• [EXERCISE DIRECTIONS]
Pictures aside, the data must be reproduced exactly.

• [INFORMATION SHOWN]
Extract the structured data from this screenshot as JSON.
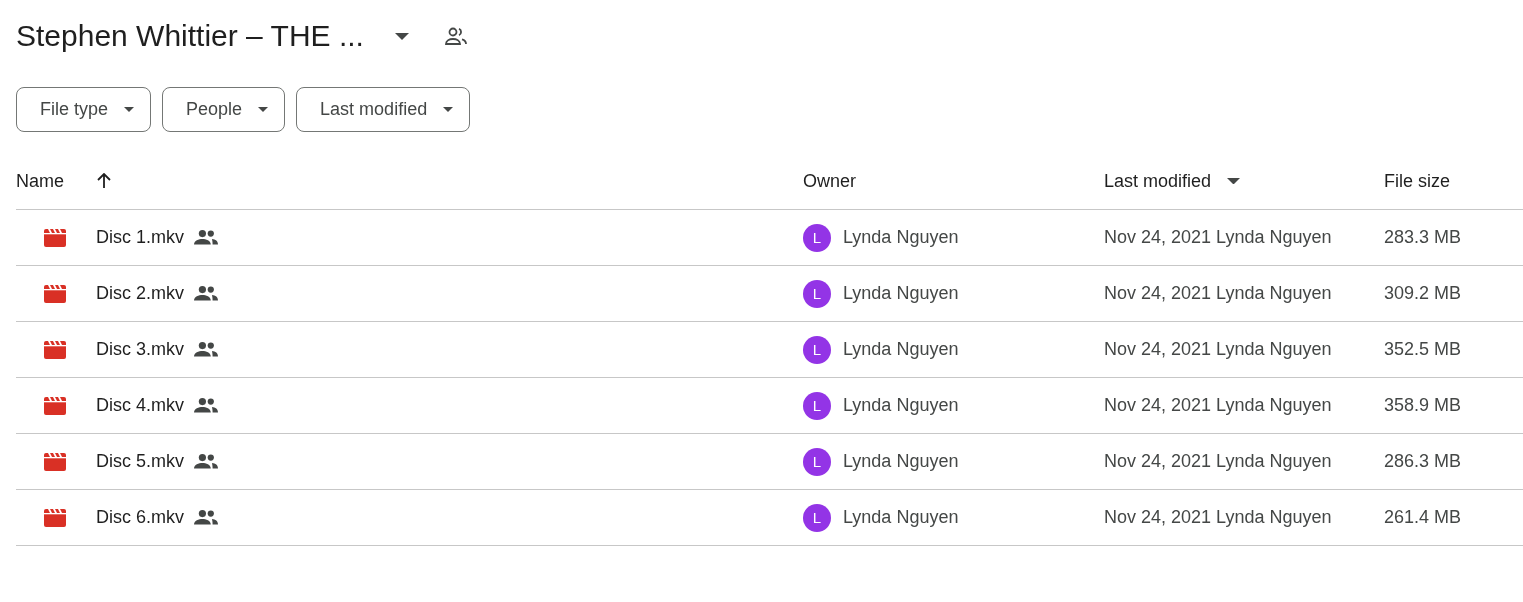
{
  "title": "Stephen Whittier – THE ...",
  "filters": [
    "File type",
    "People",
    "Last modified"
  ],
  "table": {
    "columns": [
      "Name",
      "Owner",
      "Last modified",
      "File size"
    ],
    "rows": [
      {
        "name": "Disc 1.mkv",
        "avatar_letter": "L",
        "owner": "Lynda Nguyen",
        "modified": "Nov 24, 2021 Lynda Nguyen",
        "size": "283.3 MB"
      },
      {
        "name": "Disc 2.mkv",
        "avatar_letter": "L",
        "owner": "Lynda Nguyen",
        "modified": "Nov 24, 2021 Lynda Nguyen",
        "size": "309.2 MB"
      },
      {
        "name": "Disc 3.mkv",
        "avatar_letter": "L",
        "owner": "Lynda Nguyen",
        "modified": "Nov 24, 2021 Lynda Nguyen",
        "size": "352.5 MB"
      },
      {
        "name": "Disc 4.mkv",
        "avatar_letter": "L",
        "owner": "Lynda Nguyen",
        "modified": "Nov 24, 2021 Lynda Nguyen",
        "size": "358.9 MB"
      },
      {
        "name": "Disc 5.mkv",
        "avatar_letter": "L",
        "owner": "Lynda Nguyen",
        "modified": "Nov 24, 2021 Lynda Nguyen",
        "size": "286.3 MB"
      },
      {
        "name": "Disc 6.mkv",
        "avatar_letter": "L",
        "owner": "Lynda Nguyen",
        "modified": "Nov 24, 2021 Lynda Nguyen",
        "size": "261.4 MB"
      }
    ]
  }
}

• [PROBLEM SOLUTION]
Extract the structured data from this screenshot as JSON.
{
  "title": "Stephen Whittier – THE ...",
  "filters": [
    "File type",
    "People",
    "Last modified"
  ],
  "table": {
    "columns": [
      "Name",
      "Owner",
      "Last modified",
      "File size"
    ],
    "rows": [
      {
        "name": "Disc 1.mkv",
        "avatar_letter": "L",
        "owner": "Lynda Nguyen",
        "modified": "Nov 24, 2021 Lynda Nguyen",
        "size": "283.3 MB"
      },
      {
        "name": "Disc 2.mkv",
        "avatar_letter": "L",
        "owner": "Lynda Nguyen",
        "modified": "Nov 24, 2021 Lynda Nguyen",
        "size": "309.2 MB"
      },
      {
        "name": "Disc 3.mkv",
        "avatar_letter": "L",
        "owner": "Lynda Nguyen",
        "modified": "Nov 24, 2021 Lynda Nguyen",
        "size": "352.5 MB"
      },
      {
        "name": "Disc 4.mkv",
        "avatar_letter": "L",
        "owner": "Lynda Nguyen",
        "modified": "Nov 24, 2021 Lynda Nguyen",
        "size": "358.9 MB"
      },
      {
        "name": "Disc 5.mkv",
        "avatar_letter": "L",
        "owner": "Lynda Nguyen",
        "modified": "Nov 24, 2021 Lynda Nguyen",
        "size": "286.3 MB"
      },
      {
        "name": "Disc 6.mkv",
        "avatar_letter": "L",
        "owner": "Lynda Nguyen",
        "modified": "Nov 24, 2021 Lynda Nguyen",
        "size": "261.4 MB"
      }
    ]
  }
}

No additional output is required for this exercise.